Shock horror

Oddly enough, it’s something that comes up in Ink: many people have been surprised to find that, in a story about the re-launch of the Sun newspaper in 1969 as a buccaneering tabloid, it’s the proprietor who considers dropping anchor when the spirit of free enterprise threatens to set his moral compass spinning.

I’ve never given it much thought before, but I suppose that sensationalism relies on a fairly rigid worldview for its oxygen – the SHOCKERS! that scream at us in tabloid headlines are deviations from a conventional idea of the norm. But what’s behind the appetite for this sort of story? Do we tell tales of transgression to reinforce our collective boundaries or to challenge them?

For me there’s a close kinship between good journalism and good drama. I’m reminded of the words of John Galsworthy, who wrote Strife, the play I directed last summer, and who felt that the writer should aim “to set before the public no cut-and-dried codes, but the phenomena of life and character, selected and combined, but not distorted, by the dramatist’s outlook, set down without fear, favour, or prejudice, leaving the public to draw such poor moral as nature may afford”.

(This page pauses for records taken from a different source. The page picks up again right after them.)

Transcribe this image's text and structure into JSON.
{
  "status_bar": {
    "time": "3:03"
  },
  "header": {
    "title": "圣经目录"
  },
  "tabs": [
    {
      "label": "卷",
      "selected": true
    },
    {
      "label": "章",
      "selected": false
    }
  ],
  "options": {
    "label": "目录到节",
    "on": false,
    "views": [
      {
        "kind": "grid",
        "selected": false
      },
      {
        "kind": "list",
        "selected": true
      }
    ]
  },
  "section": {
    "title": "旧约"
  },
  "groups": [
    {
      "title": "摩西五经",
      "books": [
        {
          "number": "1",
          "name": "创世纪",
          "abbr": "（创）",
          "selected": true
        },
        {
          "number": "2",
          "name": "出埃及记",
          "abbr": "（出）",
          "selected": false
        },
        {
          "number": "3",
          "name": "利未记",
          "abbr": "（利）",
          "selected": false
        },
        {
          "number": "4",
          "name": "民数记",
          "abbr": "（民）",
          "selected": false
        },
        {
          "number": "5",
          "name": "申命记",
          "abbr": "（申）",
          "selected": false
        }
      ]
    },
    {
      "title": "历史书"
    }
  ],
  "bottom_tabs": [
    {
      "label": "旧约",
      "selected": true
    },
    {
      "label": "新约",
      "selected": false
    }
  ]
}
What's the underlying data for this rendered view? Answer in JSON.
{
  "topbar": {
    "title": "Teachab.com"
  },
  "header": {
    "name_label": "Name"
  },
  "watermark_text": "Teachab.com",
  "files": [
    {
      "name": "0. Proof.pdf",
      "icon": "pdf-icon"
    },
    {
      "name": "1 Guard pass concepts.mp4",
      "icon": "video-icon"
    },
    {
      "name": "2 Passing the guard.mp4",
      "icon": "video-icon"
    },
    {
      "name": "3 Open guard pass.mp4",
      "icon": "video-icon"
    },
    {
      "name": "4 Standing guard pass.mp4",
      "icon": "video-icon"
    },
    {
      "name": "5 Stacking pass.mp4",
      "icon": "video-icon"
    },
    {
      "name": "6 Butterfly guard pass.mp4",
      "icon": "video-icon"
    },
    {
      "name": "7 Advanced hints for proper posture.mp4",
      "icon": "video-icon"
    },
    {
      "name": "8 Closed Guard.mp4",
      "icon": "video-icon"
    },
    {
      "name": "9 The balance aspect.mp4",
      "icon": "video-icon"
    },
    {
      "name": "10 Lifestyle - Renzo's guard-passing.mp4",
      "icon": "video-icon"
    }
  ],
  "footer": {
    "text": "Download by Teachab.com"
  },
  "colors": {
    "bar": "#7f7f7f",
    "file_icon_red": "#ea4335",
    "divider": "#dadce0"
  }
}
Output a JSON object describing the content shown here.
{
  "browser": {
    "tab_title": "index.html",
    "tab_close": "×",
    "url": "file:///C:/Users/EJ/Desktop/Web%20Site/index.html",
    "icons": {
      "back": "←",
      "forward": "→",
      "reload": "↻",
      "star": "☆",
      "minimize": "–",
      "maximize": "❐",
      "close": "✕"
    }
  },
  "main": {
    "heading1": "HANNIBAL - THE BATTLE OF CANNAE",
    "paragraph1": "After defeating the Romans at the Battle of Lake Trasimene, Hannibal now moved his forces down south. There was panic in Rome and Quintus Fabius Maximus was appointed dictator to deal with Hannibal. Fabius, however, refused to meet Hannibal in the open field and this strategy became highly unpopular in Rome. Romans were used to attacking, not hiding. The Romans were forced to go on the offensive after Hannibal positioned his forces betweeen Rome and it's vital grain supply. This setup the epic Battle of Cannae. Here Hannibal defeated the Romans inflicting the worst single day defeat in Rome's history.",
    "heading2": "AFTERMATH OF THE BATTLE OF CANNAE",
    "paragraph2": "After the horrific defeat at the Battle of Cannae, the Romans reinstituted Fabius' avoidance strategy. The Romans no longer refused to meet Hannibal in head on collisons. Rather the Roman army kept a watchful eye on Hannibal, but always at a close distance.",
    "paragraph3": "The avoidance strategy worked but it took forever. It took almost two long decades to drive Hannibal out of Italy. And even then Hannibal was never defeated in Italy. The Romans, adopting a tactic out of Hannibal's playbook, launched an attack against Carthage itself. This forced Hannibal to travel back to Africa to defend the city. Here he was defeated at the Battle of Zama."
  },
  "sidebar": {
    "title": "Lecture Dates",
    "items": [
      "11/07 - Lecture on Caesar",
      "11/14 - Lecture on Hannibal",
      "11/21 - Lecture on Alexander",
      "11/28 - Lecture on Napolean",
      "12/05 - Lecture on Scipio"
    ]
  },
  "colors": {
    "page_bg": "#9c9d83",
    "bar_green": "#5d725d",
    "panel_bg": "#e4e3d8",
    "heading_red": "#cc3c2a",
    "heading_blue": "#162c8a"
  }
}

So when it comes to promoting the thing we’ve made, I’m faced with a real conundrum: on the one hand I want it to reach a wide audience, and I’m flattered that there’s an appetite to hear about my contribution to the process of making it; but on the other hand I think the really interesting thing about the work is contained in the work itself. I’m always struck, in art galleries, by how much more time people spend reading the notes next to the paintings than looking at the paintings themselves. I’m sure that’s the wrong way around.

Insouciant remake

En route to the airport the next morning I read that Doctor Foster is to be adapted into a new French version. It’s a cliché verging on racism, but I can’t help wondering whether the French will have a different attitude to a story about marital infidelity, and whether the tone of the press coverage will differ. I wonder, too, whether, in the home of Roland Barthes, there is as much space given to artists to talk about what they’ve made – in his 1967 essay, “The Death of the Author”, Barthes wrote that “a text’s unity lies not in its origin but in its destination”.

No stone unturned

Touring the villages of Gigondas, Sablet and Séguret later that evening, I’m struck by the provision of espaces culturels in seemingly every commune, however small. The French certainly give space to the work itself. But I also notice a sign warning of a chat lunatique, so decide to beat a hasty retreat. Arriving at the house where I’m staying, I’ve been told that the key will be under a flowerpot. Lifting each tub in turn, and finally a large flat stone by the door, I find a small scorpion, but no key. I’m writing this at a table less than a yard away so let’s hope there won’t be a sting in this tale.

Ink opens at the Duke of York Theatre, London, on 9 September. More details:

This article first appeared in the 17 August 2017 issue of the New Statesman, Trump goes nuclear